God got jeered and booed in Charlotte this week, providing at least one memorable moment in an otherwise forgettable convention.
Wednesday’s now-infamous vote reversing the Democratic Party’s intended omission of God from the platform turned into an utter fiasco. Los Angeles mayor Antonio Villaraigosa presided haplessly over the sham vote. He asked the delegates three times to accept the reinstatement of God in the platform. But they refused. Loud boos followed each vote.
The bottom line is that God lost. This rebuke is surely a first in the history of American political conventions. The nays were far louder than the ayes, making it clear that rank-and-file Democrats approved of his deletion from the platform and support an unapologetically secularist party.
If it weren’t for all the bad publicity, party bosses wouldn’t have cared about the omission either. Senator Dick Durbin’s Tuesday tantrum on Fox News—in which he refused to answer Bret Baier’s question about the omission and ranted about the “narrative” of the Democrats as godless—now looks even worse. Durbin had called the omission a “trifle.” A day later party officials considered it so important that they were willing to silence delegates on the matter.
President Obama is conscious of the need to con the religious into voting for his reelection. And so he apparently ordered the change. As Obama learned from the methods of Saul Alinsky, one must never turn the heat up too quickly lest the specimens jump out. He knows that if the party is too obvious about its atheistic aspirations Americans will turn on it.
Democrats blamed John Kerry’s loss in 2004 largely on his open secularism. “Values voters” overwhelmingly supported George W. Bush, leading even Nancy Pelosi to grumble about Kerry’s secularism: “I know that many of the people who are in politics on the Democratic side do so according to the gospel of Matthew and indeed the Bible, but we don’t demonstrate it clearly enough and faith is such an important part of the lives of most people in our country.

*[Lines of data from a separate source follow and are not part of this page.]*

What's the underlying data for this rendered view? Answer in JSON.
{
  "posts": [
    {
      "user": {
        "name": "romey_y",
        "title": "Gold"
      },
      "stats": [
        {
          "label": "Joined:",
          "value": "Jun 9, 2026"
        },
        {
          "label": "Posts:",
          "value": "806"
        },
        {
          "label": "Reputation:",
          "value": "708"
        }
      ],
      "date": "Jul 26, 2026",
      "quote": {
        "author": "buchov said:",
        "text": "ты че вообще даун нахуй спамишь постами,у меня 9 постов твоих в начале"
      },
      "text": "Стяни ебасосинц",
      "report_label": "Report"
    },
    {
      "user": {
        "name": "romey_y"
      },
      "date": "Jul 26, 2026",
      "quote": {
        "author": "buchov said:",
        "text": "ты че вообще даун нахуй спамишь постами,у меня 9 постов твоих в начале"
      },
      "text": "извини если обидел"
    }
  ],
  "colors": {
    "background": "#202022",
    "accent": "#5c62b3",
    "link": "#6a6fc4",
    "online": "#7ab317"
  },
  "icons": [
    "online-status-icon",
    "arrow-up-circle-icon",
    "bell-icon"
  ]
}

They want to know that we identify with that.”
Keenly aware of Kerry’s stumble, Obama made sure to avoid the same mistake in 2008 by touting his “post-partisan” appreciation for matters of faith. By adopting a tone of quasi-religious uplift and shoehorning his socialism into several scriptural passages, Obama succeeded in poaching many Catholic and Protestant voters from the religiously indifferent John McCain.
This background explains the panic on Wednesday. Obama doesn’t want to lose any swing states over a platform edit.
Nor is it a coincidence that on the same day delegates booed God party officials gushed endlessly about “Sister Simone Campbell,” a Soros-subsidized stooge they trotted out to bless Obama’s big spending. Normally the Democrats whine about “priests and nuns who meddle in politics.” But they always make an exception for the ones who identify “social justice” with the party’s platform.
Without DNC officials and compliant journalists incessantly calling her “sister,” few viewers would have even known Campbell’s religious affiliation, as she appeared on stage without her habit. While she has dropped her otherworldly attire, she clings tenaciously to her otherworldly title, as it gives added propaganda value to her left-wing opinions presented as church teaching. She didn’t seem to mind that she was sharing the stage with Sandra Fluke and abortion lobbyists. Abortion, she told a reporter without apparent irony, is above her “pay grade.” Obama no doubt approved of this answer. He used the same line at Rick Warren’s civility confab in 2008.
That the bishops let “sisters”—such as Campbell and Sister Carol Keehan (whose pay grade as a liberal lobbyist is near a million dollars a year)—work for the reelection of the most anti-Catholic president ever is an open disgrace. But such is the surreal drama around the cult of Obama, whose acolytes in Charlotte made history by voting down God.
This column first appeared September 7, 2012 in RealClearReligion.org and is reprinted with permission.